“It was then that I stumbled upon a YouTube video on the toxicants present in the food we eat and the benefits of organic farming. I was hooked from that moment,” he says.
Over the next few days, Prakash drove from nursery to nursery during his lunch breaks and purchased pots, soil and coco peat, and seed packets of tomato, brinjal and other vegetables to set up a little garden in the terrace of his home.
“I bought the basic tools needed for a terrace garden, watched all the ‘Do-it-yourself’ videos on YouTube and a couple of months later, I harvested my first crop of tomato, brinjal and greens grown organically from my terrace. It was one of the most satisfying moments of my life,” he says. This happened four years ago.
Soon, other like-minded organic veggie lovers in the city, who shared their experience with one another on online forums, got together and formed the Chennai Green Commune, an online platform for urban gardeners. Membership swelled and splinter groups were formed where doctors, lawyers, housewives and even senior citizens interacted and set up vegetable gardens in their homes using organic manure and pesticides.
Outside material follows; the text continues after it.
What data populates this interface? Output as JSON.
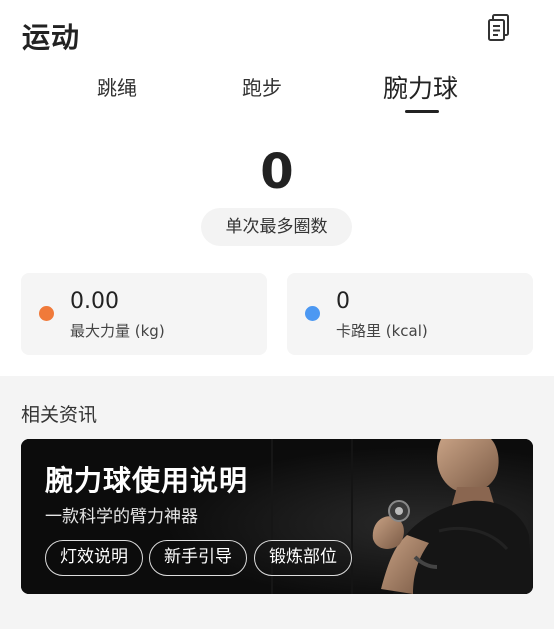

The group decided that merely sharing the joy of growing and harvesting vegetables within the online community was not enough and went to the streets. “We organised weekend workshops where basics of organic gardening was taught to interested folks and we even sold our produce in public parks to create awareness among the public,” say members of the Chennai Green Commune.
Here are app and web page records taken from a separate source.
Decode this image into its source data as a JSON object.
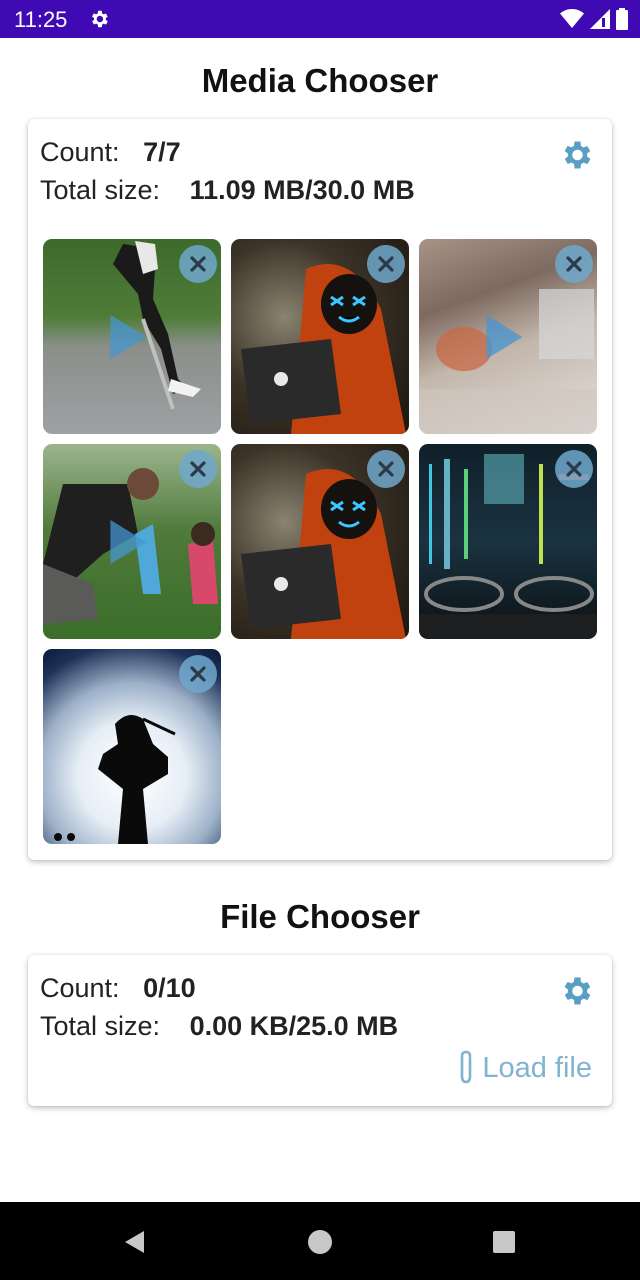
{
  "status_bar": {
    "time": "11:25",
    "icons": [
      "settings-icon",
      "wifi-icon",
      "signal-icon",
      "battery-icon"
    ]
  },
  "media_chooser": {
    "title": "Media Chooser",
    "count_label": "Count:",
    "count_value": "7/7",
    "size_label": "Total size:",
    "size_value": "11.09 MB/30.0 MB",
    "thumbnails": [
      {
        "kind": "video",
        "subject": "skater kid on road"
      },
      {
        "kind": "image",
        "subject": "hooded hacker with laptop"
      },
      {
        "kind": "video",
        "subject": "blurry indoor motion"
      },
      {
        "kind": "video",
        "subject": "family playing in yard"
      },
      {
        "kind": "image",
        "subject": "hooded hacker with laptop"
      },
      {
        "kind": "image",
        "subject": "code monitor with glasses"
      },
      {
        "kind": "image",
        "subject": "silhouette against moon"
      }
    ]
  },
  "file_chooser": {
    "title": "File Chooser",
    "count_label": "Count:",
    "count_value": "0/10",
    "size_label": "Total size:",
    "size_value": "0.00 KB/25.0 MB",
    "load_file_label": "Load file"
  },
  "colors": {
    "status_bar": "#3f0ab4",
    "accent": "#5a9ec4",
    "close_button": "#70a8cd",
    "load_file": "#7fb3d0"
  }
}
But Prakash was still not satisfied with his success in farming. When he could find no more space in his terrace to plant new seeds in all the polythene bags and the containers that he possessed, he went ahead and invested several lakhs of rupees in a 7-acre piece of land at Melkothukuppan, near Ambur, in Vellore district, and set up an integrated farm.
The lush green farm now has paddy fields, vegetable and flower gardens surrounded by sandalwood, red sanders and other valuable trees, two poultry units with thousands of chickens, a dozen cows and several goats. His latest passion is cultivating spirulina, a freshwater algae whose extract has huge commercial potential as a dietary and cosmetic supplement.
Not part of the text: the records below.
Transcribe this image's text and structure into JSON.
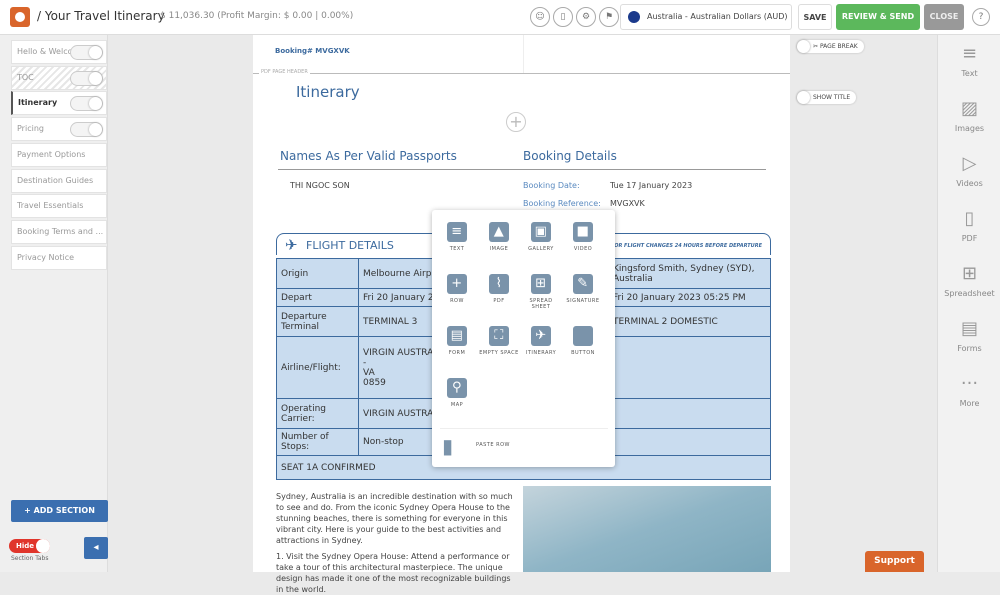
{
  "header": {
    "title": "/ Your Travel Itinerary",
    "price": "$ 11,036.30 (Profit Margin:  $ 0.00 | 0.00%)",
    "currency": "Australia - Australian Dollars (AUD)",
    "save": "SAVE",
    "review": "REVIEW & SEND",
    "close": "CLOSE",
    "help": "?"
  },
  "sidebar": {
    "items": [
      {
        "label": "Hello & Welcome"
      },
      {
        "label": "TOC"
      },
      {
        "label": "Itinerary"
      },
      {
        "label": "Pricing"
      },
      {
        "label": "Payment Options"
      },
      {
        "label": "Destination Guides"
      },
      {
        "label": "Travel Essentials"
      },
      {
        "label": "Booking Terms and ..."
      },
      {
        "label": "Privacy Notice"
      }
    ],
    "add_section": "+ ADD SECTION",
    "hide": "Hide",
    "section_tabs": "Section Tabs"
  },
  "page": {
    "booking_no": "Booking# MVGXVK",
    "pdf_header": "PDF PAGE HEADER",
    "title": "Itinerary",
    "names_heading": "Names As Per Valid Passports",
    "booking_heading": "Booking Details",
    "passenger": "THI NGOC SON",
    "booking_date_label": "Booking Date:",
    "booking_date": "Tue 17 January 2023",
    "booking_ref_label": "Booking Reference:",
    "booking_ref": "MVGXVK",
    "page_break": "PAGE BREAK",
    "show_title": "SHOW TITLE"
  },
  "flight": {
    "title": "FLIGHT DETAILS",
    "note": "FOR FLIGHT CHANGES 24 HOURS BEFORE DEPARTURE",
    "rows": [
      {
        "label": "Origin",
        "a": "Melbourne Airport, Melbourne (MEL)",
        "b": "Kingsford Smith, Sydney (SYD), Australia"
      },
      {
        "label": "Depart",
        "a": "Fri 20 January 2023",
        "b": "Fri 20 January 2023 05:25 PM"
      },
      {
        "label": "Departure Terminal",
        "a": "TERMINAL 3",
        "b": "TERMINAL 2 DOMESTIC"
      },
      {
        "label": "Airline/Flight:",
        "a": "VIRGIN AUSTRALIA",
        "a2": "-",
        "a3": "VA",
        "a4": "0859",
        "b": ""
      },
      {
        "label": "Operating Carrier:",
        "a": "VIRGIN AUSTRALIA",
        "b": ""
      },
      {
        "label": "Number of Stops:",
        "a": "Non-stop",
        "b": ""
      }
    ],
    "seat": "SEAT  1A CONFIRMED"
  },
  "popup": {
    "items": [
      {
        "label": "TEXT",
        "g": "≡"
      },
      {
        "label": "IMAGE",
        "g": "▲"
      },
      {
        "label": "GALLERY",
        "g": "▣"
      },
      {
        "label": "VIDEO",
        "g": "■"
      },
      {
        "label": "ROW",
        "g": "+"
      },
      {
        "label": "PDF",
        "g": "⌇"
      },
      {
        "label": "SPREAD SHEET",
        "g": "⊞"
      },
      {
        "label": "SIGNATURE",
        "g": "✎"
      },
      {
        "label": "FORM",
        "g": "▤"
      },
      {
        "label": "EMPTY SPACE",
        "g": "⛶"
      },
      {
        "label": "ITINERARY",
        "g": "✈"
      },
      {
        "label": "BUTTON",
        "g": ""
      },
      {
        "label": "MAP",
        "g": "⚲"
      }
    ],
    "paste": "PASTE ROW"
  },
  "content": {
    "p1": "Sydney, Australia is an incredible destination with so much to see and do. From the iconic Sydney Opera House to the stunning beaches, there is something for everyone in this vibrant city. Here is your guide to the best activities and attractions in Sydney.",
    "p2": "1. Visit the Sydney Opera House: Attend a performance or take a tour of this architectural masterpiece. The unique design has made it one of the most recognizable buildings in the world."
  },
  "toolbar": {
    "items": [
      {
        "label": "Text",
        "g": "≡"
      },
      {
        "label": "Images",
        "g": "▨"
      },
      {
        "label": "Videos",
        "g": "▷"
      },
      {
        "label": "PDF",
        "g": "▯"
      },
      {
        "label": "Spreadsheet",
        "g": "⊞"
      },
      {
        "label": "Forms",
        "g": "▤"
      },
      {
        "label": "More",
        "g": "···"
      }
    ]
  },
  "support": "Support"
}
“While organic farming as such is still not lucrative, a little application of technology and research can go a long way in bringing profits,” he says. Every Sunday, the geek-turned-gardener leaves home early in the morning and takes a two-and-a-half-hour ride to his farmland.
Last week, he took Dr Rengasamy, director of the Centre for Advanced Studies in Botany, University of Madras, to his farm to review a research project conducted by the university on his land.
After going on a tour of the farmland and listening to the enthusiastic geek’s YouTube-based knowledge on farming, the top botanist remarked, “It’s amazing, they seem to know more than me.”